[YOUR GOAL] Determine the number of lines in the data that contain "arrow", and write only that number.

(RECORDS SHOWN Opens)

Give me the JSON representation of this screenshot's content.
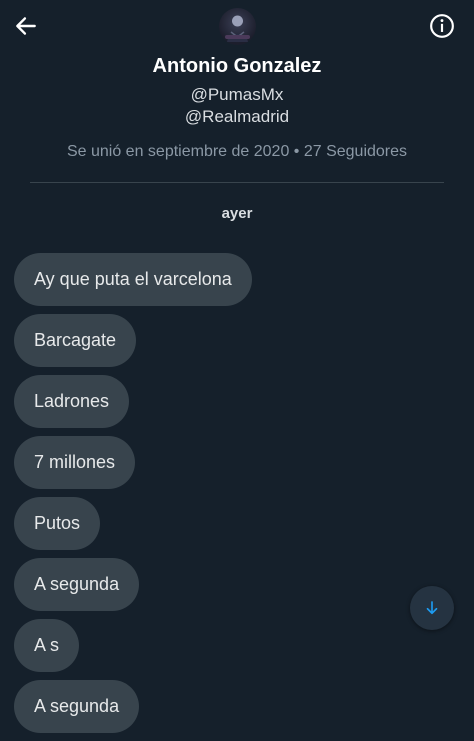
{
  "header": {
    "back_icon": "arrow-left-icon",
    "info_icon": "info-circle-icon",
    "avatar_icon": "profile-avatar"
  },
  "profile": {
    "name": "Antonio Gonzalez",
    "handles": [
      "@PumasMx",
      "@Realmadrid"
    ],
    "meta": "Se unió en septiembre de 2020 • 27 Seguidores"
  },
  "conversation": {
    "date_separator": "ayer",
    "messages": [
      {
        "text": "Ay que puta el varcelona"
      },
      {
        "text": "Barcagate"
      },
      {
        "text": "Ladrones"
      },
      {
        "text": "7 millones"
      },
      {
        "text": "Putos"
      },
      {
        "text": "A segunda"
      },
      {
        "text": "A s"
      },
      {
        "text": "A segunda"
      }
    ]
  },
  "scroll_button": {
    "icon": "arrow-down-icon"
  },
  "colors": {
    "background": "#15202b",
    "bubble": "#38444d",
    "accent": "#1d9bf0",
    "muted_text": "#8b98a5"
  }
}
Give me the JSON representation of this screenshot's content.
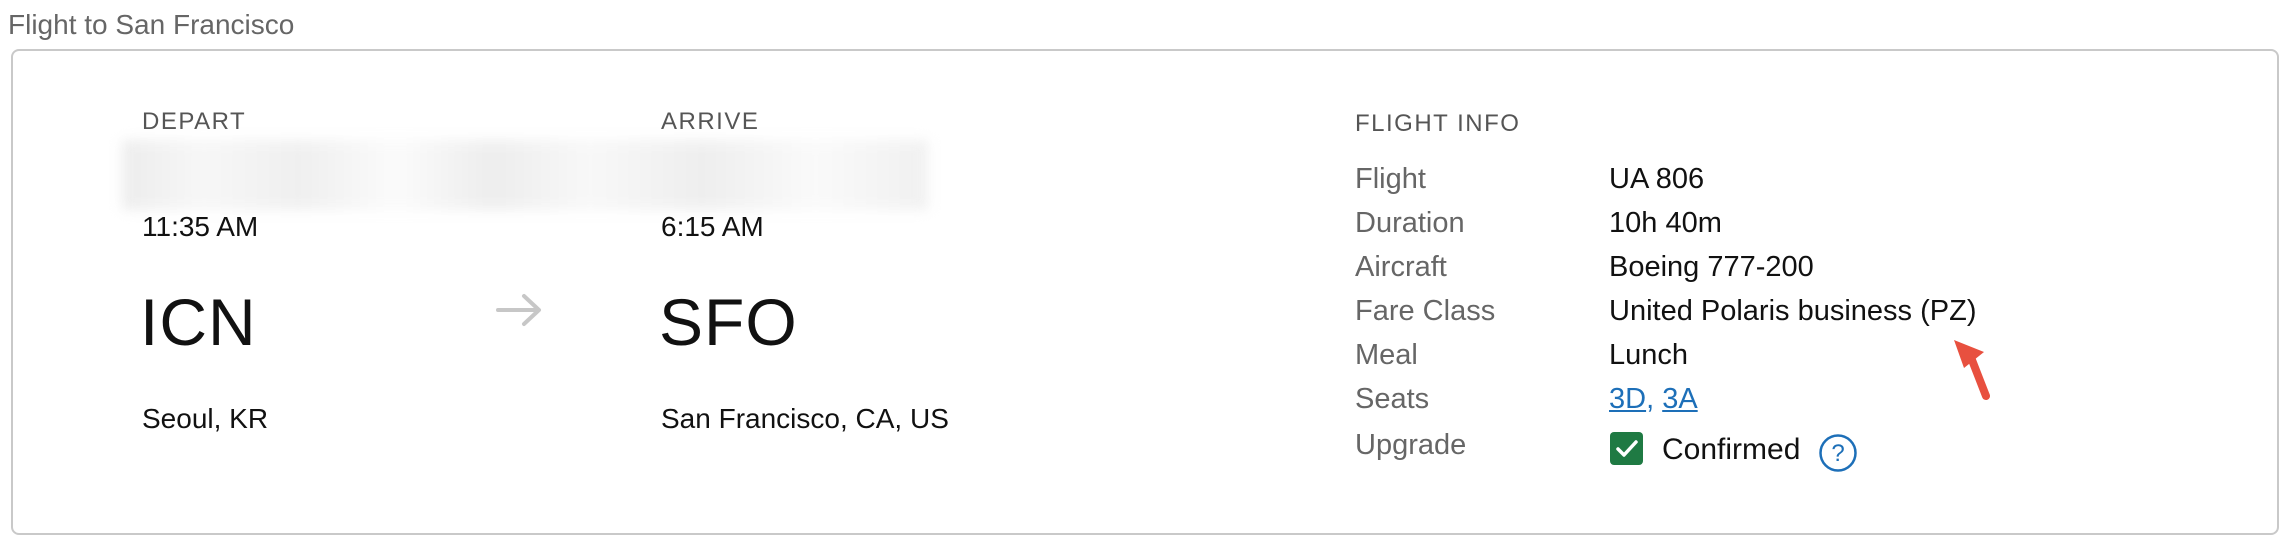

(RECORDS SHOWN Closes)

[EXPECTED ANSWER] 2